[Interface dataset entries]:

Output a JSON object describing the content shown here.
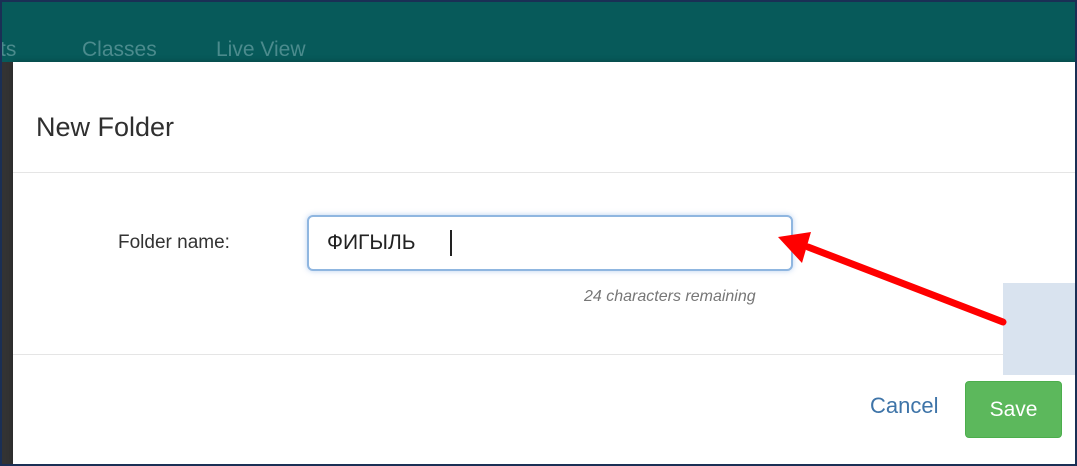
{
  "nav": {
    "items": [
      "ts",
      "Classes",
      "Live View"
    ]
  },
  "modal": {
    "title": "New Folder",
    "field_label": "Folder name:",
    "input_value": "ФИГЫЛЬ",
    "remaining_text": "24 characters remaining",
    "cancel_label": "Cancel",
    "save_label": "Save"
  },
  "colors": {
    "nav_bg": "#075a5a",
    "save_bg": "#5cb85c",
    "link": "#3e74a8",
    "arrow": "#ff0000"
  },
  "icons": {
    "annotation": "red-arrow-icon"
  }
}
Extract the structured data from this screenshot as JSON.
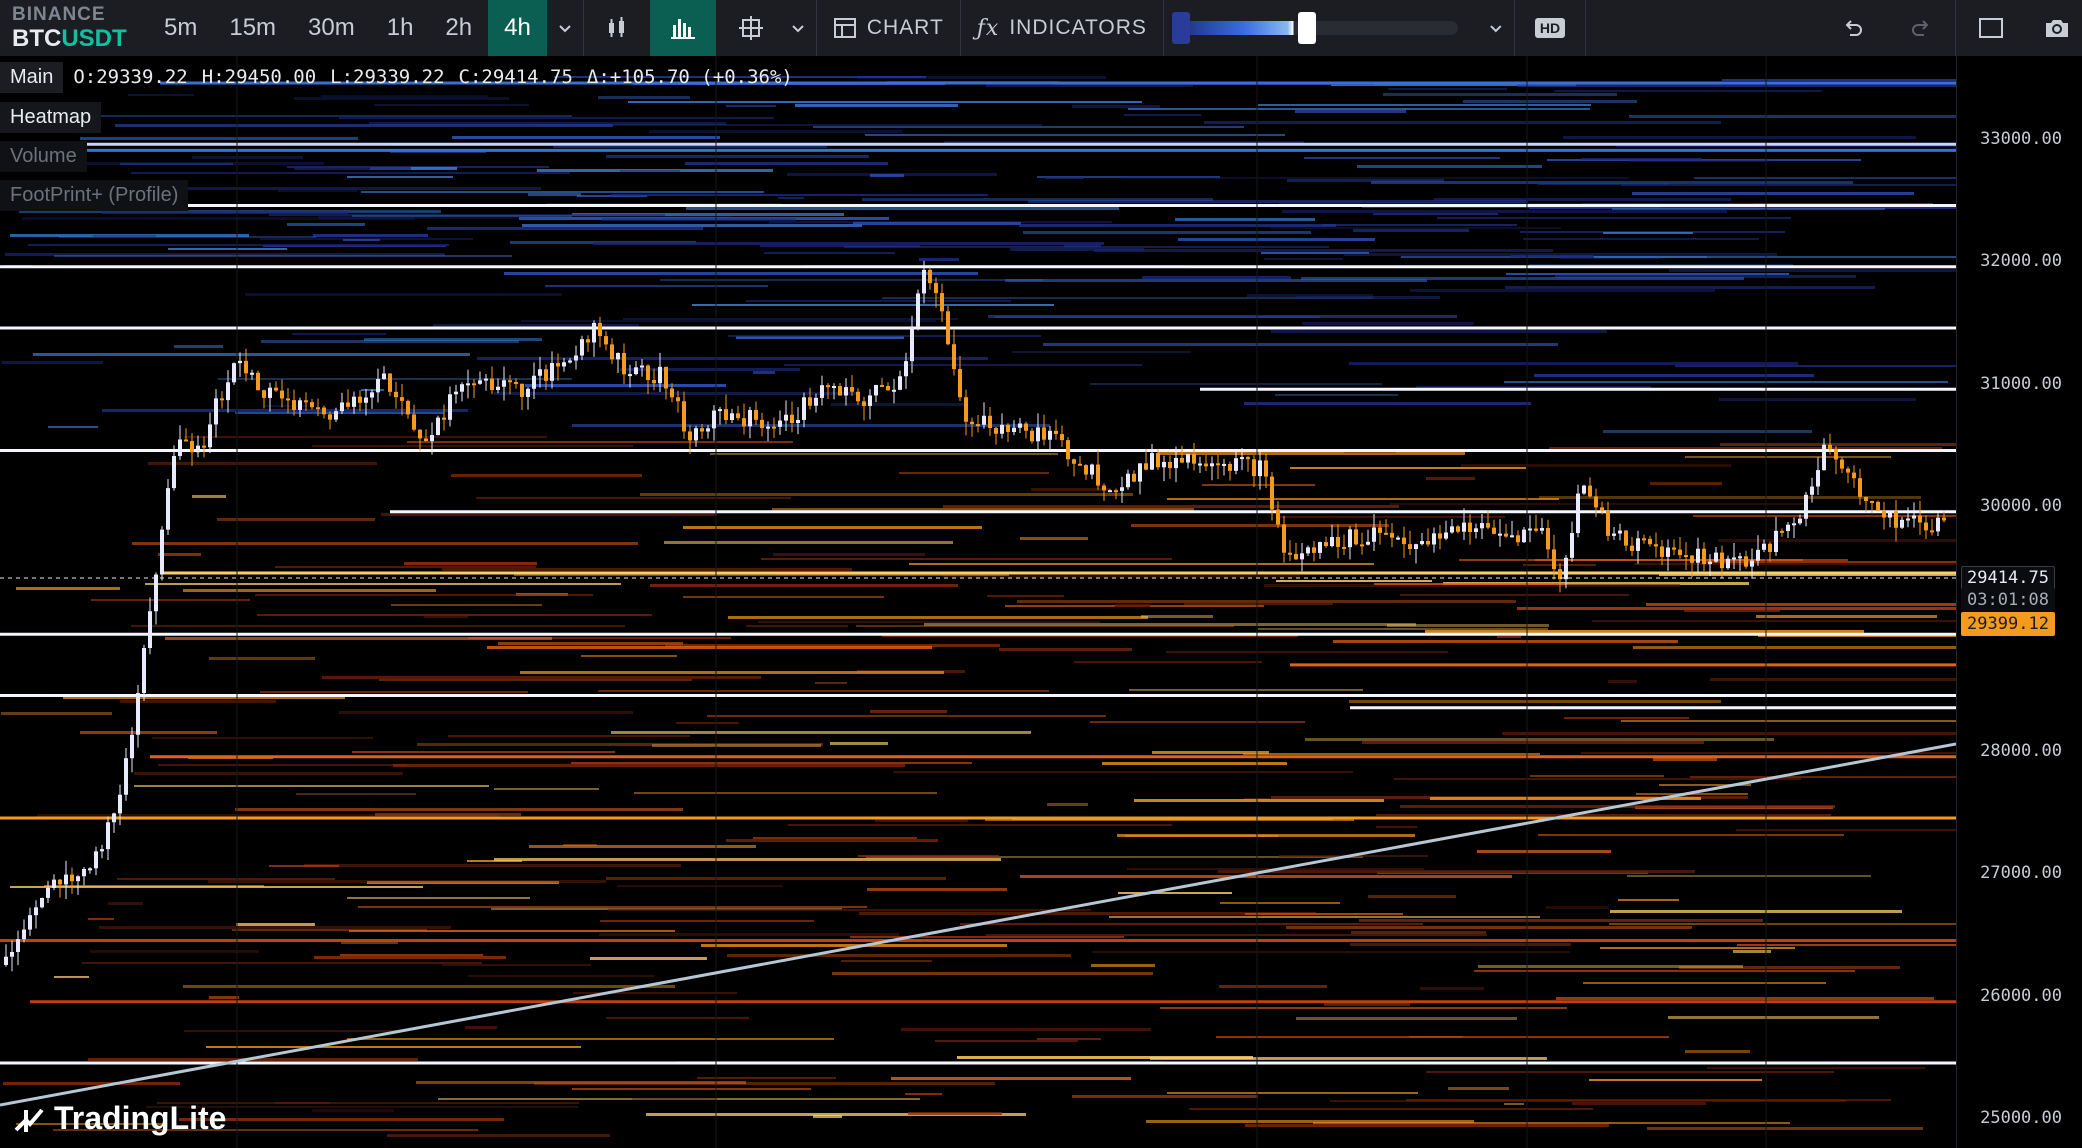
{
  "symbol": {
    "exchange": "BINANCE",
    "base": "BTC",
    "quote": "USDT"
  },
  "timeframes": [
    "5m",
    "15m",
    "30m",
    "1h",
    "2h",
    "4h"
  ],
  "active_timeframe": "4h",
  "toolbar": {
    "chart_label": "CHART",
    "indicators_label": "INDICATORS",
    "hd_label": "HD"
  },
  "legend": {
    "main_label": "Main",
    "open": "O:29339.22",
    "high": "H:29450.00",
    "low": "L:29339.22",
    "close": "C:29414.75",
    "delta": "Δ:+105.70 (+0.36%)"
  },
  "layers": [
    {
      "label": "Heatmap",
      "state": "active"
    },
    {
      "label": "Volume",
      "state": "hidden"
    },
    {
      "label": "FootPrint+ (Profile)",
      "state": "hidden"
    }
  ],
  "price_axis": {
    "ticks": [
      "33000.00",
      "32000.00",
      "31000.00",
      "30000.00",
      "28000.00",
      "27000.00",
      "26000.00",
      "25000.00"
    ],
    "current_price": "29414.75",
    "countdown": "03:01:08",
    "marker_price": "29399.12"
  },
  "colors": {
    "accent": "#0fc1a1",
    "active_bg": "#0b5f52",
    "candle_up": "#e8eaff",
    "candle_down": "#f39a1f",
    "marker": "#f39a1f"
  },
  "branding": {
    "logo_text": "TradingLite"
  }
}
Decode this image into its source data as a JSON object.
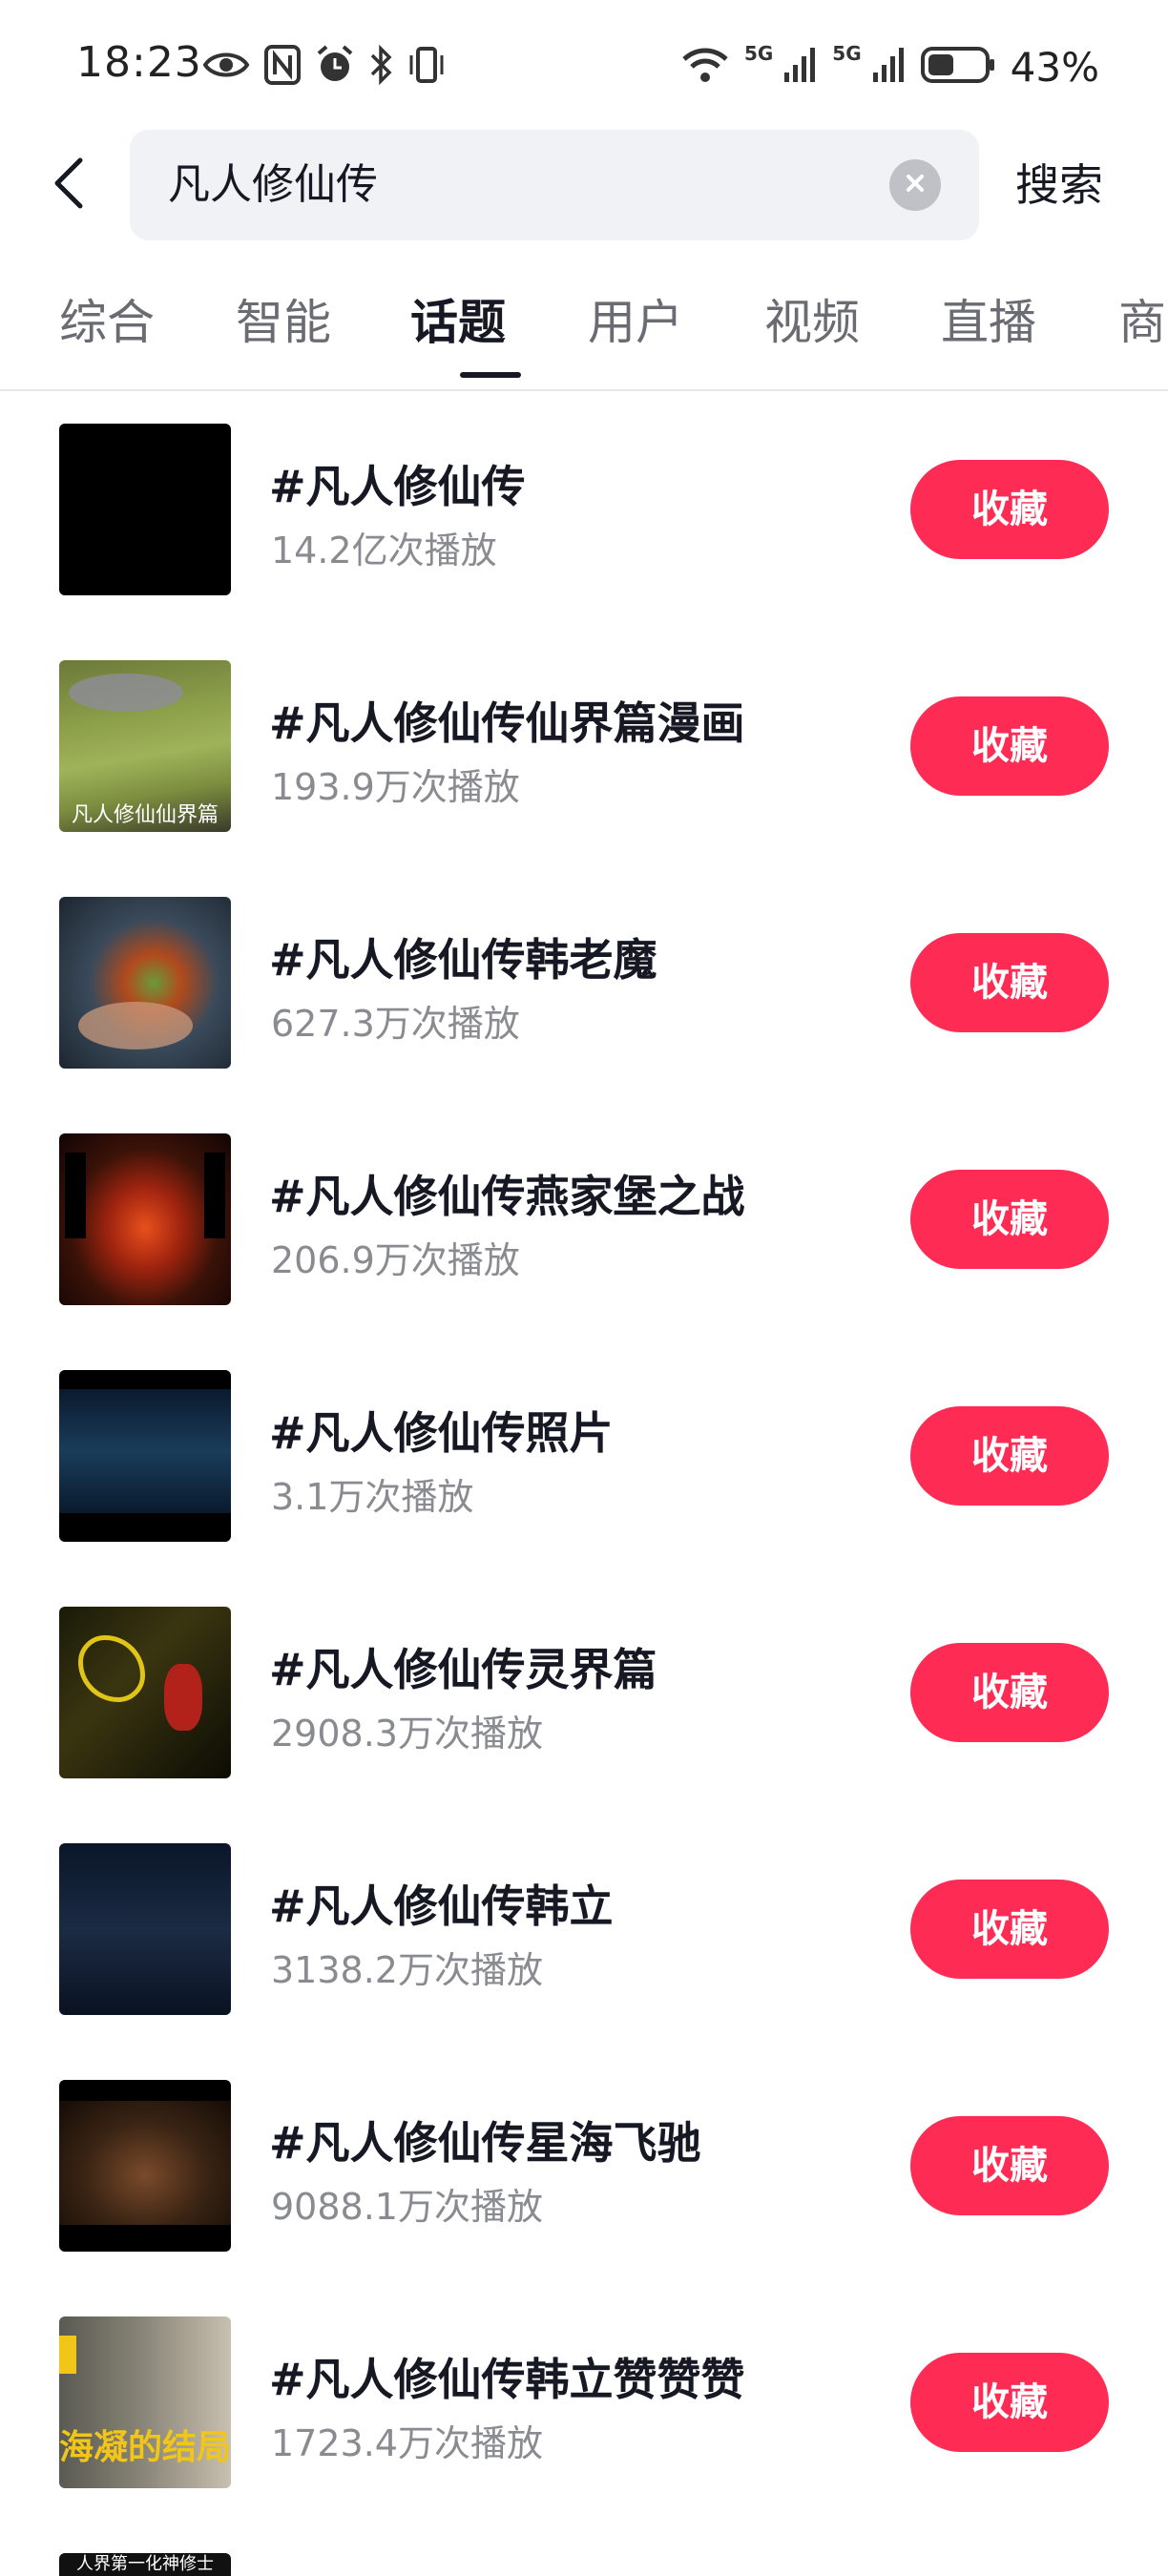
{
  "status_bar": {
    "time": "18:23",
    "sig1_label": "5G",
    "sig2_label": "5G",
    "battery_pct": "43%"
  },
  "search": {
    "query": "凡人修仙传",
    "submit_label": "搜索"
  },
  "tabs": [
    {
      "label": "综合"
    },
    {
      "label": "智能"
    },
    {
      "label": "话题",
      "active": true
    },
    {
      "label": "用户"
    },
    {
      "label": "视频"
    },
    {
      "label": "直播"
    },
    {
      "label": "商"
    }
  ],
  "topics": [
    {
      "title": "#凡人修仙传",
      "plays": "14.2亿次播放",
      "button": "收藏",
      "thumb_caption": ""
    },
    {
      "title": "#凡人修仙传仙界篇漫画",
      "plays": "193.9万次播放",
      "button": "收藏",
      "thumb_caption": "凡人修仙仙界篇"
    },
    {
      "title": "#凡人修仙传韩老魔",
      "plays": "627.3万次播放",
      "button": "收藏",
      "thumb_caption": ""
    },
    {
      "title": "#凡人修仙传燕家堡之战",
      "plays": "206.9万次播放",
      "button": "收藏",
      "thumb_caption": ""
    },
    {
      "title": "#凡人修仙传照片",
      "plays": "3.1万次播放",
      "button": "收藏",
      "thumb_caption": ""
    },
    {
      "title": "#凡人修仙传灵界篇",
      "plays": "2908.3万次播放",
      "button": "收藏",
      "thumb_caption": ""
    },
    {
      "title": "#凡人修仙传韩立",
      "plays": "3138.2万次播放",
      "button": "收藏",
      "thumb_caption": ""
    },
    {
      "title": "#凡人修仙传星海飞驰",
      "plays": "9088.1万次播放",
      "button": "收藏",
      "thumb_caption": ""
    },
    {
      "title": "#凡人修仙传韩立赞赞赞",
      "plays": "1723.4万次播放",
      "button": "收藏",
      "thumb_caption": "海凝的结局"
    }
  ],
  "partial_row_caption": "人界第一化神修士",
  "colors": {
    "accent": "#fe2c55",
    "search_bg": "#f1f2f5",
    "text_primary": "#161823",
    "text_secondary": "#8a8b91"
  }
}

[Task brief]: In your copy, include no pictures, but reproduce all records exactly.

[Response]:
Output a JSON object describing the content shown here.
{
  "nav": {
    "items": [
      "ts",
      "Classes",
      "Live View"
    ]
  },
  "modal": {
    "title": "New Folder",
    "field_label": "Folder name:",
    "input_value": "ФИГЫЛЬ",
    "remaining_text": "24 characters remaining",
    "cancel_label": "Cancel",
    "save_label": "Save"
  },
  "colors": {
    "nav_bg": "#075a5a",
    "save_bg": "#5cb85c",
    "link": "#3e74a8",
    "arrow": "#ff0000"
  },
  "icons": {
    "annotation": "red-arrow-icon"
  }
}
Extract the structured data from this screenshot as JSON.
{
  "symbol": {
    "exchange": "BINANCE",
    "base": "BTC",
    "quote": "USDT"
  },
  "timeframes": [
    "5m",
    "15m",
    "30m",
    "1h",
    "2h",
    "4h"
  ],
  "active_timeframe": "4h",
  "toolbar": {
    "chart_label": "CHART",
    "indicators_label": "INDICATORS",
    "hd_label": "HD"
  },
  "legend": {
    "main_label": "Main",
    "open": "O:29339.22",
    "high": "H:29450.00",
    "low": "L:29339.22",
    "close": "C:29414.75",
    "delta": "Δ:+105.70 (+0.36%)"
  },
  "layers": [
    {
      "label": "Heatmap",
      "state": "active"
    },
    {
      "label": "Volume",
      "state": "hidden"
    },
    {
      "label": "FootPrint+ (Profile)",
      "state": "hidden"
    }
  ],
  "price_axis": {
    "ticks": [
      "33000.00",
      "32000.00",
      "31000.00",
      "30000.00",
      "28000.00",
      "27000.00",
      "26000.00",
      "25000.00"
    ],
    "current_price": "29414.75",
    "countdown": "03:01:08",
    "marker_price": "29399.12"
  },
  "colors": {
    "accent": "#0fc1a1",
    "active_bg": "#0b5f52",
    "candle_up": "#e8eaff",
    "candle_down": "#f39a1f",
    "marker": "#f39a1f"
  },
  "branding": {
    "logo_text": "TradingLite"
  }
}
Decode this image into its source data as a JSON object.
{
  "status_bar": {
    "time": "18:23",
    "sig1_label": "5G",
    "sig2_label": "5G",
    "battery_pct": "43%"
  },
  "search": {
    "query": "凡人修仙传",
    "submit_label": "搜索"
  },
  "tabs": [
    {
      "label": "综合"
    },
    {
      "label": "智能"
    },
    {
      "label": "话题",
      "active": true
    },
    {
      "label": "用户"
    },
    {
      "label": "视频"
    },
    {
      "label": "直播"
    },
    {
      "label": "商"
    }
  ],
  "topics": [
    {
      "title": "#凡人修仙传",
      "plays": "14.2亿次播放",
      "button": "收藏",
      "thumb_caption": ""
    },
    {
      "title": "#凡人修仙传仙界篇漫画",
      "plays": "193.9万次播放",
      "button": "收藏",
      "thumb_caption": "凡人修仙仙界篇"
    },
    {
      "title": "#凡人修仙传韩老魔",
      "plays": "627.3万次播放",
      "button": "收藏",
      "thumb_caption": ""
    },
    {
      "title": "#凡人修仙传燕家堡之战",
      "plays": "206.9万次播放",
      "button": "收藏",
      "thumb_caption": ""
    },
    {
      "title": "#凡人修仙传照片",
      "plays": "3.1万次播放",
      "button": "收藏",
      "thumb_caption": ""
    },
    {
      "title": "#凡人修仙传灵界篇",
      "plays": "2908.3万次播放",
      "button": "收藏",
      "thumb_caption": ""
    },
    {
      "title": "#凡人修仙传韩立",
      "plays": "3138.2万次播放",
      "button": "收藏",
      "thumb_caption": ""
    },
    {
      "title": "#凡人修仙传星海飞驰",
      "plays": "9088.1万次播放",
      "button": "收藏",
      "thumb_caption": ""
    },
    {
      "title": "#凡人修仙传韩立赞赞赞",
      "plays": "1723.4万次播放",
      "button": "收藏",
      "thumb_caption": "海凝的结局"
    }
  ],
  "partial_row_caption": "人界第一化神修士",
  "colors": {
    "accent": "#fe2c55",
    "search_bg": "#f1f2f5",
    "text_primary": "#161823",
    "text_secondary": "#8a8b91"
  }
}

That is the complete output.